*TASK DIRECTIONS:*
Output a faithful copy of the entries, every picture removed.

......

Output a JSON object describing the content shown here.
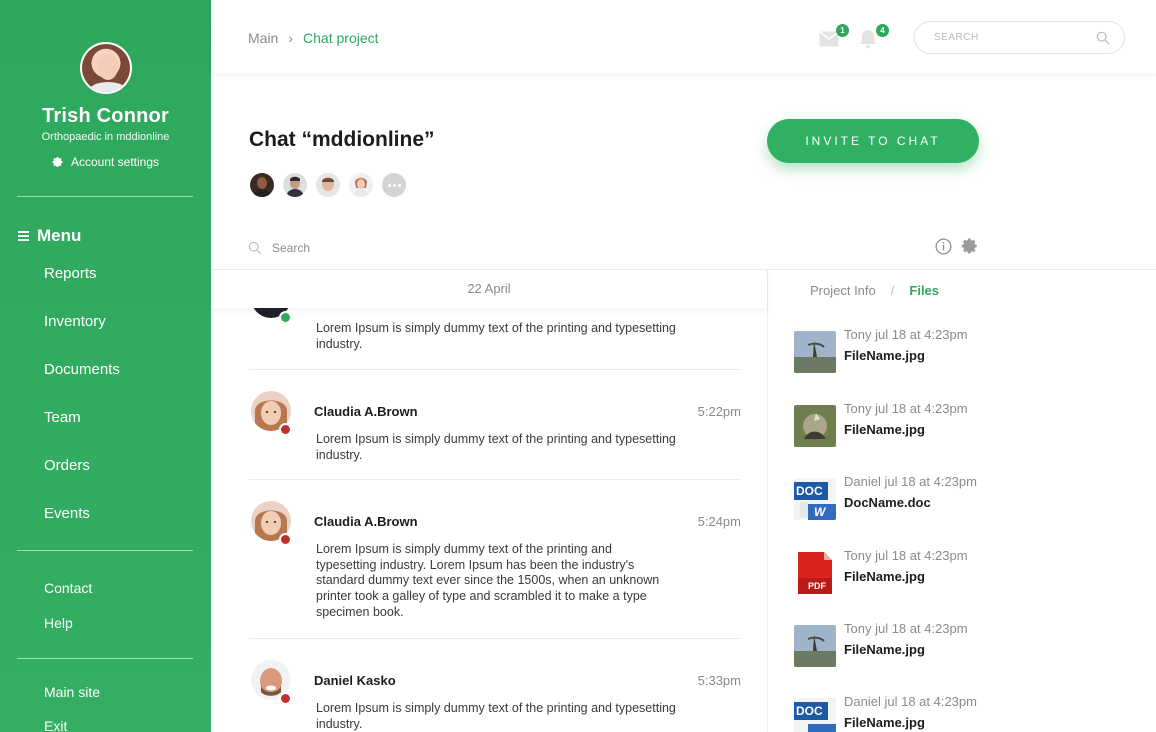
{
  "profile": {
    "name": "Trish Connor",
    "role": "Orthopaedic in mddionline",
    "settings_label": "Account settings"
  },
  "menu": {
    "title": "Menu",
    "items": [
      "Reports",
      "Inventory",
      "Documents",
      "Team",
      "Orders",
      "Events"
    ],
    "secondary": [
      "Contact",
      "Help"
    ],
    "footer": [
      "Main site",
      "Exit"
    ]
  },
  "header": {
    "breadcrumb": {
      "root": "Main",
      "separator": "›",
      "current": "Chat project"
    },
    "mail_count": "1",
    "notification_count": "4",
    "search_placeholder": "SEARCH"
  },
  "chat": {
    "title": "Chat “mddionline”",
    "invite_label": "INVITE TO CHAT",
    "search_placeholder": "Search",
    "date_label": "22 April",
    "messages": [
      {
        "author": "",
        "time": "",
        "text": "Lorem Ipsum is simply dummy text of the printing and typesetting industry.",
        "status": "online"
      },
      {
        "author": "Claudia A.Brown",
        "time": "5:22pm",
        "text": "Lorem Ipsum is simply dummy text of the printing and typesetting industry.",
        "status": "offline"
      },
      {
        "author": "Claudia A.Brown",
        "time": "5:24pm",
        "text": "Lorem Ipsum is simply dummy text of the printing and typesetting industry. Lorem Ipsum has been the industry's standard dummy text ever since the 1500s, when an unknown printer took a galley of type and scrambled it to make a type specimen book.",
        "status": "offline"
      },
      {
        "author": "Daniel Kasko",
        "time": "5:33pm",
        "text": "Lorem Ipsum is simply dummy text of the printing and typesetting industry.",
        "status": "offline"
      }
    ]
  },
  "panel": {
    "tabs": [
      "Project Info",
      "Files"
    ],
    "separator": "/",
    "active_tab": "Files",
    "files": [
      {
        "meta": "Tony  jul 18 at 4:23pm",
        "name": "FileName.jpg",
        "type": "image"
      },
      {
        "meta": "Tony  jul 18 at 4:23pm",
        "name": "FileName.jpg",
        "type": "image"
      },
      {
        "meta": "Daniel  jul 18 at 4:23pm",
        "name": "DocName.doc",
        "type": "doc"
      },
      {
        "meta": "Tony  jul 18 at 4:23pm",
        "name": "FileName.jpg",
        "type": "pdf"
      },
      {
        "meta": "Tony  jul 18 at 4:23pm",
        "name": "FileName.jpg",
        "type": "image"
      },
      {
        "meta": "Daniel  jul 18 at 4:23pm",
        "name": "FileName.jpg",
        "type": "doc"
      }
    ],
    "doc_label": "DOC",
    "doc_sub": "W",
    "pdf_label": "PDF"
  },
  "colors": {
    "accent": "#2ea85c",
    "online": "#2ea85c",
    "offline": "#c0302b"
  }
}
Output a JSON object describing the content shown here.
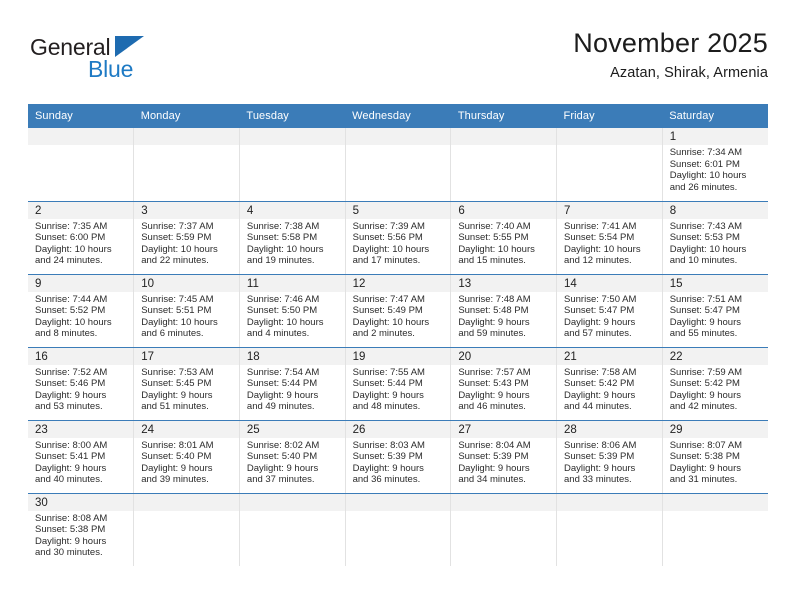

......

*EXPECTED ANSWER:*
Output a JSON object describing the content shown here.
{
  "profile": {
    "name": "Trish Connor",
    "role": "Orthopaedic in mddionline",
    "settings_label": "Account settings"
  },
  "menu": {
    "title": "Menu",
    "items": [
      "Reports",
      "Inventory",
      "Documents",
      "Team",
      "Orders",
      "Events"
    ],
    "secondary": [
      "Contact",
      "Help"
    ],
    "footer": [
      "Main site",
      "Exit"
    ]
  },
  "header": {
    "breadcrumb": {
      "root": "Main",
      "separator": "›",
      "current": "Chat project"
    },
    "mail_count": "1",
    "notification_count": "4",
    "search_placeholder": "SEARCH"
  },
  "chat": {
    "title": "Chat “mddionline”",
    "invite_label": "INVITE TO CHAT",
    "search_placeholder": "Search",
    "date_label": "22 April",
    "messages": [
      {
        "author": "",
        "time": "",
        "text": "Lorem Ipsum is simply dummy text of the printing and typesetting industry.",
        "status": "online"
      },
      {
        "author": "Claudia A.Brown",
        "time": "5:22pm",
        "text": "Lorem Ipsum is simply dummy text of the printing and typesetting industry.",
        "status": "offline"
      },
      {
        "author": "Claudia A.Brown",
        "time": "5:24pm",
        "text": "Lorem Ipsum is simply dummy text of the printing and typesetting industry. Lorem Ipsum has been the industry's standard dummy text ever since the 1500s, when an unknown printer took a galley of type and scrambled it to make a type specimen book.",
        "status": "offline"
      },
      {
        "author": "Daniel Kasko",
        "time": "5:33pm",
        "text": "Lorem Ipsum is simply dummy text of the printing and typesetting industry.",
        "status": "offline"
      }
    ]
  },
  "panel": {
    "tabs": [
      "Project Info",
      "Files"
    ],
    "separator": "/",
    "active_tab": "Files",
    "files": [
      {
        "meta": "Tony  jul 18 at 4:23pm",
        "name": "FileName.jpg",
        "type": "image"
      },
      {
        "meta": "Tony  jul 18 at 4:23pm",
        "name": "FileName.jpg",
        "type": "image"
      },
      {
        "meta": "Daniel  jul 18 at 4:23pm",
        "name": "DocName.doc",
        "type": "doc"
      },
      {
        "meta": "Tony  jul 18 at 4:23pm",
        "name": "FileName.jpg",
        "type": "pdf"
      },
      {
        "meta": "Tony  jul 18 at 4:23pm",
        "name": "FileName.jpg",
        "type": "image"
      },
      {
        "meta": "Daniel  jul 18 at 4:23pm",
        "name": "FileName.jpg",
        "type": "doc"
      }
    ],
    "doc_label": "DOC",
    "doc_sub": "W",
    "pdf_label": "PDF"
  },
  "colors": {
    "accent": "#2ea85c",
    "online": "#2ea85c",
    "offline": "#c0302b"
  }
}
Output a JSON object describing the content shown here.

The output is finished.